In last week’s article, I made a number of predictions about various NCAA Basketball teams on both the Men’s and Women’s side of the tournament.

I did not mention all the teams nor all of the games….but the few teams I did mention did not fare well at all.

Here is a quick recap.

  • Ohio State – LOSS
  • La Salle – LOSS
  • Baylor Women – LOSS

I did mention that Indiana was over-rated in my opinion, and they were shown the door. So far, I have not cursed Louisville…although they did have a player go down with one of the most freakish basketball injuries I have ever seen in my entire lifetime of watching games on the Hardwood. Fortunately Kevin Ware has had successful surgery and appears to be doing quite well.

No more picks for now.

Substantial Cash Reward?

When news of this hit the first thing I thought of was Darth Vader, speaking to the bounty hunters in the Empire Strikes back. It appears that there may be some explaining to do by the head of Pac – 12 Officiating.

The story was reported by Jeff Goodman of CBSSports.com. According to “anonymous source” (one can ascertain it is a referee that was part of this meeting that is going officially off the record) Pac-12 coordinator of basketball officials – Ed Rush – who also happens to be a former NBA referee – told a group of referees a few weeks ago on the Thursday of the Pac-12 tournament in Las Vegas that he would give them $5,000 or a trip to Cancun if they called a technical foul on Arizona Head Coach Sean Miller. The words that are quoted being used are either “rang him up” or “ran him” meaning to charge Coach Miller with a technical foul or toss him out of the game. Rush then reiterated during a Friday morning meeting, according to one referee in attendance, that officials should take similar action against Miller if he did anything on Friday in the Pac-12 semifinals against UCLA.
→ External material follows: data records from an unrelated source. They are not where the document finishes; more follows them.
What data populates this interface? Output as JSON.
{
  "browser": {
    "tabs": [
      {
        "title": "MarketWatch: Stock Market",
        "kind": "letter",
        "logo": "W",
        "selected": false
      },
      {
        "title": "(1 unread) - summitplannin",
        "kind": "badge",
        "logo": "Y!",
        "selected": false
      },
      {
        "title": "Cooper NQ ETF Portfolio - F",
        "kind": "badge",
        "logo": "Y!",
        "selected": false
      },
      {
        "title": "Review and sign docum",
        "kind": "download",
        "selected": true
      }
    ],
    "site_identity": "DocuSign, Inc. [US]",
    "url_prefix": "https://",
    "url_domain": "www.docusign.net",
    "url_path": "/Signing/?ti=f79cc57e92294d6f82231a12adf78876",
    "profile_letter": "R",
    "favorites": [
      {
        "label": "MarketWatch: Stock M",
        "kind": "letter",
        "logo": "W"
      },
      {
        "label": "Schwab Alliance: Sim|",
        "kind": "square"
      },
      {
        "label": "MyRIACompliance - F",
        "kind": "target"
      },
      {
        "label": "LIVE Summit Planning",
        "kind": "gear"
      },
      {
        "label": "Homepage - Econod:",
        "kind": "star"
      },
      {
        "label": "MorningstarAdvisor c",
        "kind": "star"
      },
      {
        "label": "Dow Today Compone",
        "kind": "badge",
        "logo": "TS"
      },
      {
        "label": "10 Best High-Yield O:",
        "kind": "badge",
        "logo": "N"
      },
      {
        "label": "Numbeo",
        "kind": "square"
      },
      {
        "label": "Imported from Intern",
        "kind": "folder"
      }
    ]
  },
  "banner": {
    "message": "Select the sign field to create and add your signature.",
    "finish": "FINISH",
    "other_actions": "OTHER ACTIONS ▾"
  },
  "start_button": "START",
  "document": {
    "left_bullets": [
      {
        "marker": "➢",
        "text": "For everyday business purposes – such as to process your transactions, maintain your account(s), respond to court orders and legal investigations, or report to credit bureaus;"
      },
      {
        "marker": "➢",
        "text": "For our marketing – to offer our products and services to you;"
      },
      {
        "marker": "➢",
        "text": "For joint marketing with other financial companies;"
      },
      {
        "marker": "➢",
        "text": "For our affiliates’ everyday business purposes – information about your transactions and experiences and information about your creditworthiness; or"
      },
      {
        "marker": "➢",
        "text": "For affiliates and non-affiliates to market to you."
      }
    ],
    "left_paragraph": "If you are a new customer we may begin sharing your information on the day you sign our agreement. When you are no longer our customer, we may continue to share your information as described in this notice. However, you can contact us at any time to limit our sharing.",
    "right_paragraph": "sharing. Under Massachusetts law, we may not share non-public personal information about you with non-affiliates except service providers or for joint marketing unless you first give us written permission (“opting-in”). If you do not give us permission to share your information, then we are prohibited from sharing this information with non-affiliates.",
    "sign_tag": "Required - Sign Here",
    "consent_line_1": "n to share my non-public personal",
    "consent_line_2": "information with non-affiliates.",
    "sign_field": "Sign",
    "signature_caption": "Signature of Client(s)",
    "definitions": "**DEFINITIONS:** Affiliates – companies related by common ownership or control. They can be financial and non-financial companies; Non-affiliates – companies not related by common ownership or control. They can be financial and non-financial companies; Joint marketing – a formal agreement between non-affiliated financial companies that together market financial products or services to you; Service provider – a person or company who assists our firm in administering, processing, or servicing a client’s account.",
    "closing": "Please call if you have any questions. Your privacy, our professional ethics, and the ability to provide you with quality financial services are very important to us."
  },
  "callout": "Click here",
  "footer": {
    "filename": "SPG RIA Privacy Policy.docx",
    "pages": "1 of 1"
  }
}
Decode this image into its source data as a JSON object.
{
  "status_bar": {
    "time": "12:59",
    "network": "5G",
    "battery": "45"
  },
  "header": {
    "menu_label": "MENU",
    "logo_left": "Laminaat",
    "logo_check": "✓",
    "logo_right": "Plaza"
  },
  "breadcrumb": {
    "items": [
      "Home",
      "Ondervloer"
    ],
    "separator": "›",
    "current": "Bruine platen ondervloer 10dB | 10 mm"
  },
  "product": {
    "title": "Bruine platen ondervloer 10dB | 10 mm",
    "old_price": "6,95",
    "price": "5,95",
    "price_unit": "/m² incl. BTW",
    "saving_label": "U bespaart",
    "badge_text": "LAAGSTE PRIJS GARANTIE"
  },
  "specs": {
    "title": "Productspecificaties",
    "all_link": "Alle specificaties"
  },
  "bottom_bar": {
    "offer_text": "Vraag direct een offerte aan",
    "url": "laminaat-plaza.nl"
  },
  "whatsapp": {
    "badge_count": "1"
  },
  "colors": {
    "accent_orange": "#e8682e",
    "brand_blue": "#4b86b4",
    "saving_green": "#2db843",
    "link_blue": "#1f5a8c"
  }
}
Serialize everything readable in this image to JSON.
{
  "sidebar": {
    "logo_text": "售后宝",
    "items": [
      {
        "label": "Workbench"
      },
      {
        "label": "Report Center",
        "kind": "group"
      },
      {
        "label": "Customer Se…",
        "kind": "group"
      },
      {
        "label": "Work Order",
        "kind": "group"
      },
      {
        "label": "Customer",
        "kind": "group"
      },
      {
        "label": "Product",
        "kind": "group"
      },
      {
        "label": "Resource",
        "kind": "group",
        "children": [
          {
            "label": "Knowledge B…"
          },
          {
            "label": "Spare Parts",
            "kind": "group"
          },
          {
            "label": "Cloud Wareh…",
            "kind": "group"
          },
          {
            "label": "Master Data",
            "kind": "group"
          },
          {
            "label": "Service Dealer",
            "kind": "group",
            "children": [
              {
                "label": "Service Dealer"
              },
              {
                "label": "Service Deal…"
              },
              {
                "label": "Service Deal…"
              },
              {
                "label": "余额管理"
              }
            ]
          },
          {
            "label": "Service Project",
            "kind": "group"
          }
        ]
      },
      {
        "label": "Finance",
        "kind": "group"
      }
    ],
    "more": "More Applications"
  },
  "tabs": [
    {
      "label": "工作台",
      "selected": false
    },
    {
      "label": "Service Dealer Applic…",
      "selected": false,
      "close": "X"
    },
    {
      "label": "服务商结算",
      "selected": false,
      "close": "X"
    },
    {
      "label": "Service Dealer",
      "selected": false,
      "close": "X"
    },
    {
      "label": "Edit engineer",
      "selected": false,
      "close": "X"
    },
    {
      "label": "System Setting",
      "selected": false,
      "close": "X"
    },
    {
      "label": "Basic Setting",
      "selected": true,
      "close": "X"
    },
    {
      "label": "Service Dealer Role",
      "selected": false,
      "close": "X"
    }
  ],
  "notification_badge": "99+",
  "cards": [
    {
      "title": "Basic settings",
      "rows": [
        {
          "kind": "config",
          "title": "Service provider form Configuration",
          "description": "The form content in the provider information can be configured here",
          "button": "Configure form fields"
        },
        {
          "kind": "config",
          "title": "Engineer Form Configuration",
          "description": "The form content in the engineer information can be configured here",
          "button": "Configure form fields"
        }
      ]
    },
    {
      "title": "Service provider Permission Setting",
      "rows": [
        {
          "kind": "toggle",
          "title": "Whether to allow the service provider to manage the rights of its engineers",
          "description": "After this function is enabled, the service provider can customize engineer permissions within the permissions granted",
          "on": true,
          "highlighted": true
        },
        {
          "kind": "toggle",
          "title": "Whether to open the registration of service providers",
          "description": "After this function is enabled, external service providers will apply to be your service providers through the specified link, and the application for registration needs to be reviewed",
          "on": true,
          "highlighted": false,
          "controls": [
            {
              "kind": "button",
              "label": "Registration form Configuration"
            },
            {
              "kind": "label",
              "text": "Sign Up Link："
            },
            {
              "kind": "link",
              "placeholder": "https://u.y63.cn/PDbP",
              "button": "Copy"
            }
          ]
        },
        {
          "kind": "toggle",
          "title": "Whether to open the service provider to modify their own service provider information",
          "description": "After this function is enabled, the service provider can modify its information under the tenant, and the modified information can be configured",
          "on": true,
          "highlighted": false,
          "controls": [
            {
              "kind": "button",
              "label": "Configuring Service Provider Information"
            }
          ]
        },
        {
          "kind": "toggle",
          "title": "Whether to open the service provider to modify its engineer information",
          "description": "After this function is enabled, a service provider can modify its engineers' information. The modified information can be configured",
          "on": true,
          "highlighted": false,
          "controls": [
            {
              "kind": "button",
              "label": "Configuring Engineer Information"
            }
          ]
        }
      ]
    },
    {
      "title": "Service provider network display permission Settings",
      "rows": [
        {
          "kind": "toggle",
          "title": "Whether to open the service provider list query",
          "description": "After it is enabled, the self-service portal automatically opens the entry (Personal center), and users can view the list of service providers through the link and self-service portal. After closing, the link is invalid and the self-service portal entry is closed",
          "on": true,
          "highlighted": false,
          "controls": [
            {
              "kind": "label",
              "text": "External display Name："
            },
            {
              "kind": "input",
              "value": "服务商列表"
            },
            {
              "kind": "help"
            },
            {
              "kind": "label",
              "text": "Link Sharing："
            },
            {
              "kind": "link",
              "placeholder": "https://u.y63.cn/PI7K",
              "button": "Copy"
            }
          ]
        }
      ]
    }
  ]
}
As it so happened, referee Michael Irving — who sources confirmed was in the room with Rush on Friday — hit Miller with a technical late in Friday’s game…and UCLA ultimately won 66-64.

Did I mention that the technical foul was called exceedingly quick? Did I mention that Miller had not been called for a “T” all year prior to this point? Did I mention that he did not use any profanity? Trust me, if you are a remote lip reader at all and have watched the NCAA tournament, you have seen plenty of profanity and also excessive whining done by a number of so called “prominent coaches”. Tom Izzo, Mike Kryzezewki, most notably come to mind.

Since the Pac 12 Tournament was closely followed by the NCAA tournament, this likely did not get the steam that it should have right out of the gate. But it appears to be picking up more momentum and now more of the general public is wanting answers.

Pac 12 Commissioner Scott told CBSSports.com that a review of the matter concluded that Rush did indeed make these comments, that the comments were “in jest and the officials in the room realized they were not serious offers”, and that steps were taken to ensure that such an occurrence would not happen again.

If these statements are true, this represents collusion against one team and one coach. The Pac-12 should instantly fire Ed Roush, no questions asked. Referees are in place to try their best to uphold the integrity and rules of the game. This would be blatant disregard ethics, and the spirit of basketball or any other game for that matter, and simply cannot be tolerated – period – end of story.

How soon we forget the scandal that hit with NBA with Tim Donaghy just a short time ago. Fans constantly complain of officials deciding games. I am usually in the other side of the argument. My opinion is a foul is a foul, and travel is a travel, and it should not matter at what point in the game you are or how much time is left.

Call the rules of the game the way they are written.

Baseball Starts!

I will not proclaim to be a huge baseball fan, although I am a lifelong fan of the Boston Red Sox and also have once again jumped the shark and entered not one, but two fantasy baseball leagues and also a new-fangled baseball simulation league. Last night I already found myself tuning in to MLB Network to catch highlights. I am hopeful that my fantasy teams, and my Red Sox stay competitive and that I pay closer attention to baseball then I did in the past year.

Until Next Time, Stay Classy Kemmerer, Wyoming